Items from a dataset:
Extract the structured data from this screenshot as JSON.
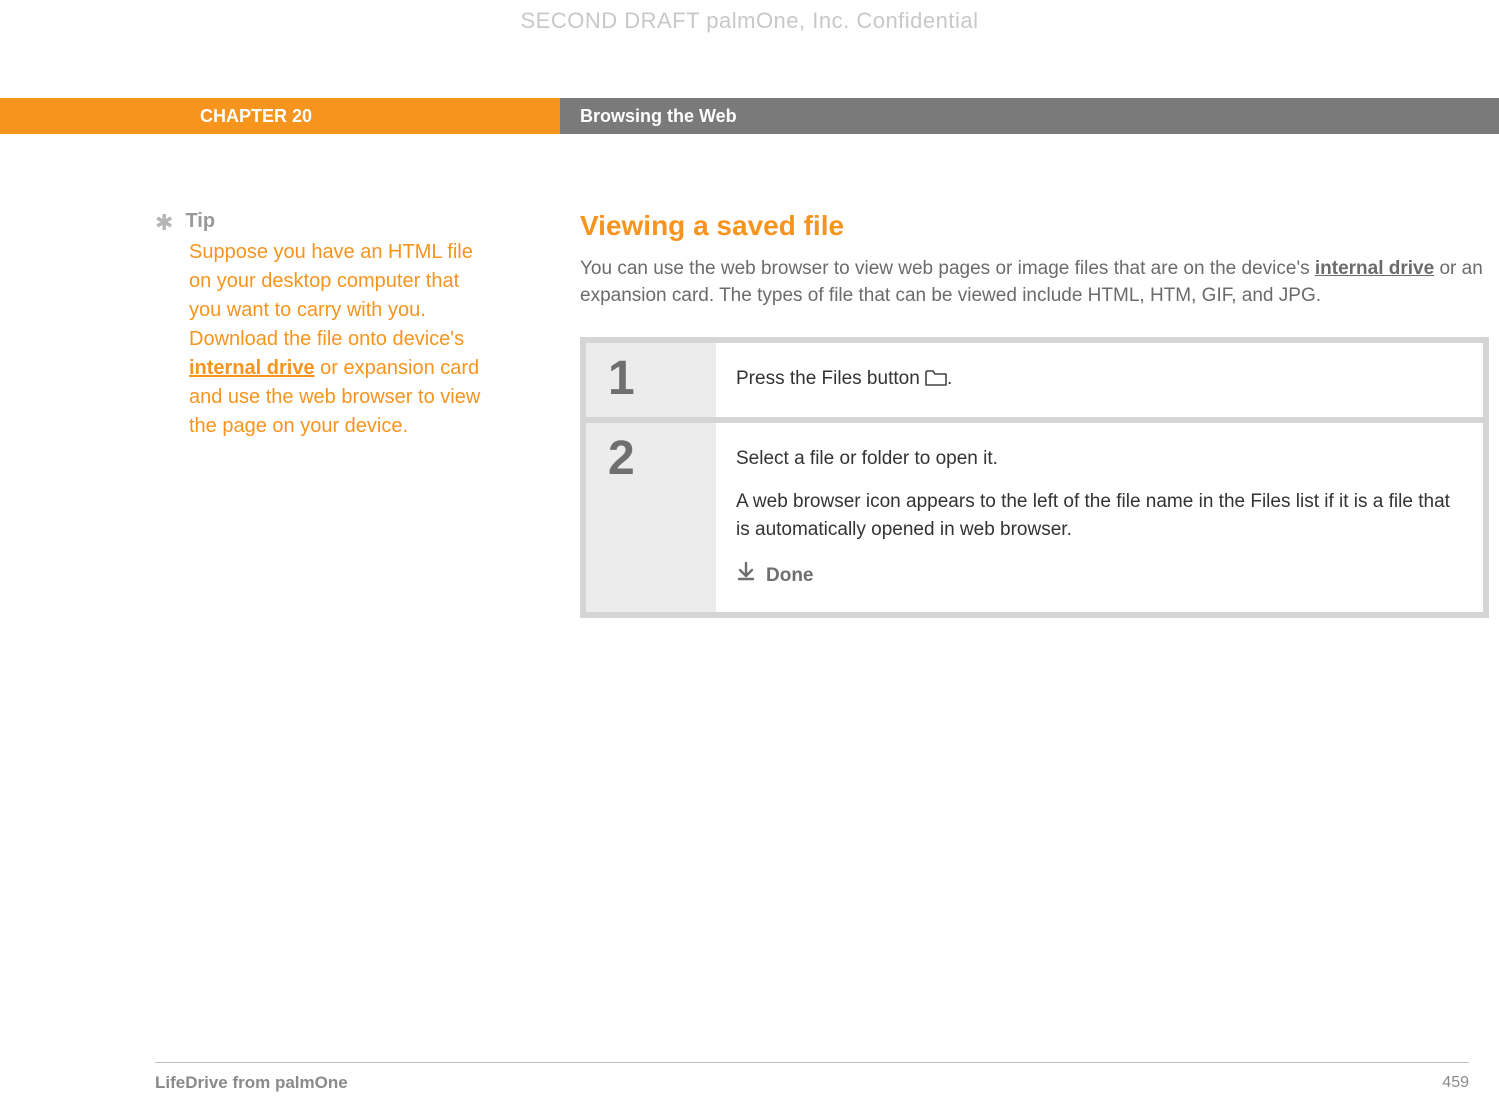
{
  "watermark": "SECOND DRAFT palmOne, Inc.  Confidential",
  "header": {
    "chapter": "CHAPTER 20",
    "title": "Browsing the Web"
  },
  "sidebar": {
    "tip_label": "Tip",
    "tip_part1": "Suppose you have an HTML file on your desktop computer that you want to carry with you. Download the file onto device's ",
    "tip_link": "internal drive",
    "tip_part2": " or expansion card and use the web browser to view the page on your device."
  },
  "main": {
    "section_title": "Viewing a saved file",
    "intro_part1": "You can use the web browser to view web pages or image files that are on the device's ",
    "intro_link": "internal drive",
    "intro_part2": " or an expansion card. The types of file that can be viewed include HTML, HTM, GIF, and JPG.",
    "steps": [
      {
        "num": "1",
        "text_pre": "Press the Files button ",
        "text_post": "."
      },
      {
        "num": "2",
        "line1": "Select a file or folder to open it.",
        "line2": "A web browser icon appears to the left of the file name in the Files list if it is a file that is automatically opened in web browser.",
        "done": "Done"
      }
    ]
  },
  "footer": {
    "product": "LifeDrive from palmOne",
    "page": "459"
  }
}
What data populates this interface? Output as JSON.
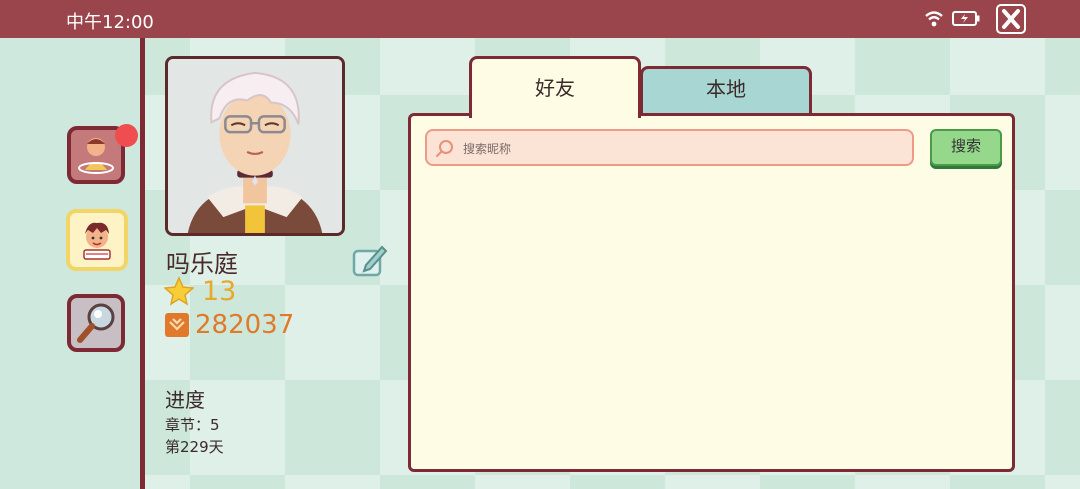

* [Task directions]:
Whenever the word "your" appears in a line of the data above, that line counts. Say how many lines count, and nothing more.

* [Task result]:
2